### [EXERCISE AIM]
For this exercise, copy each line of the records that contains the word "links".

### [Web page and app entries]
--------------------------------
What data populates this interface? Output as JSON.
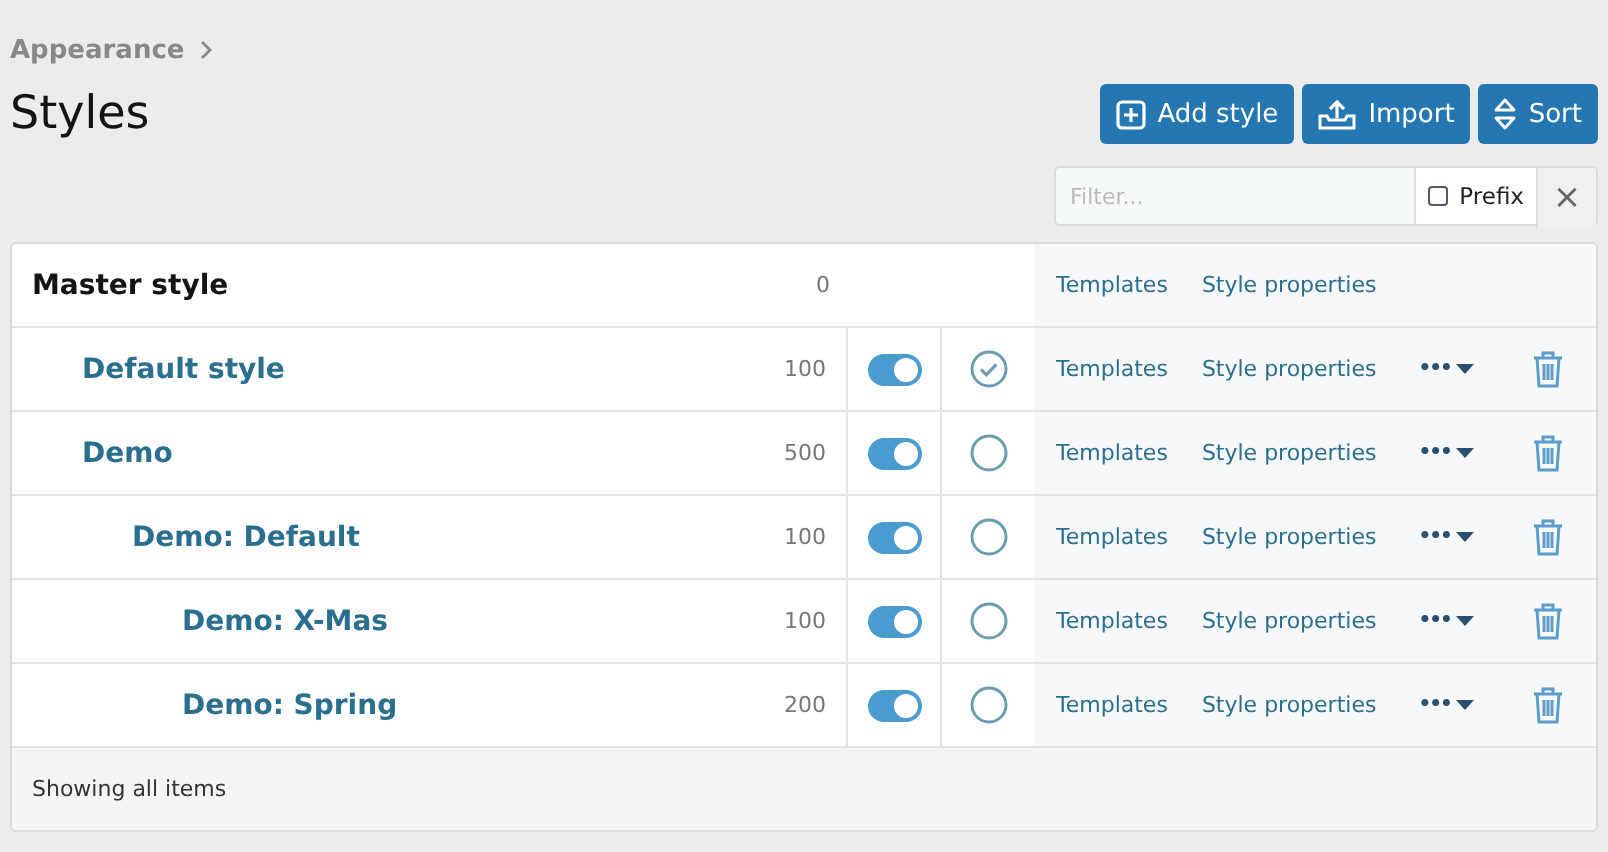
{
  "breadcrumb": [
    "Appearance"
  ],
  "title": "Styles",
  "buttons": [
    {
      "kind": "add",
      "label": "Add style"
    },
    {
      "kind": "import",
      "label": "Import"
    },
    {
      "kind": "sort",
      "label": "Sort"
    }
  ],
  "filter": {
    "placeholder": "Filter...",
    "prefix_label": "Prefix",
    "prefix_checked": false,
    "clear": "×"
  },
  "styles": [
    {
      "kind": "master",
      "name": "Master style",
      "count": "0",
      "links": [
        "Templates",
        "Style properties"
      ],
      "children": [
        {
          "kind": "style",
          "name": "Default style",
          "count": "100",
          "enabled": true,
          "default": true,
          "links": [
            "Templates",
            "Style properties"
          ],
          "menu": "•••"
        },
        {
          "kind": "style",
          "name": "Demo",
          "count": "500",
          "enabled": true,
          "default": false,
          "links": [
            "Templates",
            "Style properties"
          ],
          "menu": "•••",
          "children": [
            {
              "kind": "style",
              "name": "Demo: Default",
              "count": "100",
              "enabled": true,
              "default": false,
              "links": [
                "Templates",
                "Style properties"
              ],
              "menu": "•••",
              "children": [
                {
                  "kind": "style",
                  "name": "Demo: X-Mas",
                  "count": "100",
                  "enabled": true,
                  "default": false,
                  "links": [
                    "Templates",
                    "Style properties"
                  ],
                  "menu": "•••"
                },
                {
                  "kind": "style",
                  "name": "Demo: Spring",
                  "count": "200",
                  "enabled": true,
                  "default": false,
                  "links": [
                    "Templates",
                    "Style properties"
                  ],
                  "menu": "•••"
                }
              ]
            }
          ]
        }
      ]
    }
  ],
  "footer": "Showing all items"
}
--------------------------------
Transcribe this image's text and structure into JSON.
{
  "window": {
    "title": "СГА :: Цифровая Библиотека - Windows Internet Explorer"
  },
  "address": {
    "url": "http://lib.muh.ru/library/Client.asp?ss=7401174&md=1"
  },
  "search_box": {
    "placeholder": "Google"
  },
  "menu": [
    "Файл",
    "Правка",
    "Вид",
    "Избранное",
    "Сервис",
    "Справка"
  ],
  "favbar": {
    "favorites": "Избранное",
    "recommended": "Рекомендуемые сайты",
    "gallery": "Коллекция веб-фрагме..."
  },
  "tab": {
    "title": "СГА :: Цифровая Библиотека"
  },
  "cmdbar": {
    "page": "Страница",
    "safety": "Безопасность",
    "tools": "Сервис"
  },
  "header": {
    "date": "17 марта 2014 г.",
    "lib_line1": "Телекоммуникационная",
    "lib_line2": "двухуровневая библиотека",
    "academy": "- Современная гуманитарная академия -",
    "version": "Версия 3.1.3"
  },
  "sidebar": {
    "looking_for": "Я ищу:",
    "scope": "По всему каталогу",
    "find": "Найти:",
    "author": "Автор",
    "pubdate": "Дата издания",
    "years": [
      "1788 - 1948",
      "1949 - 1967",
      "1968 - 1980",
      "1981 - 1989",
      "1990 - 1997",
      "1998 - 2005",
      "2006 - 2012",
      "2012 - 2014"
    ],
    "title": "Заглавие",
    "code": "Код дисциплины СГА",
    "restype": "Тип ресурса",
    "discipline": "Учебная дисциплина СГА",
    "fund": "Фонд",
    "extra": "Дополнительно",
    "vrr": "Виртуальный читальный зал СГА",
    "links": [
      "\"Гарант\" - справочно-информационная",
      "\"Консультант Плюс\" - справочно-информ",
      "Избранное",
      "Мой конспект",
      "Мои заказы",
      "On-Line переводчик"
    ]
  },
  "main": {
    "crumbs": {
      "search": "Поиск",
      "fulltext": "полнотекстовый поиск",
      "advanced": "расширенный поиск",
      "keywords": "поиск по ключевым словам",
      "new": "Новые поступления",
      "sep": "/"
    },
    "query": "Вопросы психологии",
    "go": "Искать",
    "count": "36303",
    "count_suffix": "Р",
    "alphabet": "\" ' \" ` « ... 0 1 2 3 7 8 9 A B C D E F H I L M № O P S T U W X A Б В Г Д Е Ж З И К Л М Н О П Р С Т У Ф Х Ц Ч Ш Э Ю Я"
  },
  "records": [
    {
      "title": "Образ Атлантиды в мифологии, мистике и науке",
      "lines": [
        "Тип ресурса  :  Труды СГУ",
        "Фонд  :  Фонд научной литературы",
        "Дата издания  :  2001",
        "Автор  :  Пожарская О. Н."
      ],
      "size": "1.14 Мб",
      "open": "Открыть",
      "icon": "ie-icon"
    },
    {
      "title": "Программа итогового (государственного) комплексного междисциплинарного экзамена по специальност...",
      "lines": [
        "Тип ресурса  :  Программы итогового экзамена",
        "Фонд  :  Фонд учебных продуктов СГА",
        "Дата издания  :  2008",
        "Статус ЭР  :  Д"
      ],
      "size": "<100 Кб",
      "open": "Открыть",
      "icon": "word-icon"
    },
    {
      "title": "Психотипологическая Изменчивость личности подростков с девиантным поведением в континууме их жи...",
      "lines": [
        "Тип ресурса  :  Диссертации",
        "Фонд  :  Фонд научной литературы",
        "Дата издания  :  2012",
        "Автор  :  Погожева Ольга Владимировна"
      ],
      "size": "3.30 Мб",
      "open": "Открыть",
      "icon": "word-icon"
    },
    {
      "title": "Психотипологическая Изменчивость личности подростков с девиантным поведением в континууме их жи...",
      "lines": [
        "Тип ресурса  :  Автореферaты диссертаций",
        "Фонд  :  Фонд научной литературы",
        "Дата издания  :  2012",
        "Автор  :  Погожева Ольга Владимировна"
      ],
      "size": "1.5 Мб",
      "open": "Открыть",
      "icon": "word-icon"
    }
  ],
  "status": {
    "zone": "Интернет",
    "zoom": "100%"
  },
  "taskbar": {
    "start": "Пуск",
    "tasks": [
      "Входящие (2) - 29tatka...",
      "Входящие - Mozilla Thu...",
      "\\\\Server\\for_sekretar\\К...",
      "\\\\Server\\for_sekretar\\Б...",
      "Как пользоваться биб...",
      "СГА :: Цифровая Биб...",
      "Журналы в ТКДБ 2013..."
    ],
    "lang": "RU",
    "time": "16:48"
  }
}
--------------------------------
### [YOUR SOLUTION]
      "links": [
          "links": [
          "links": [
              "links": [
                  "links": [
                  "links": [
    "links": [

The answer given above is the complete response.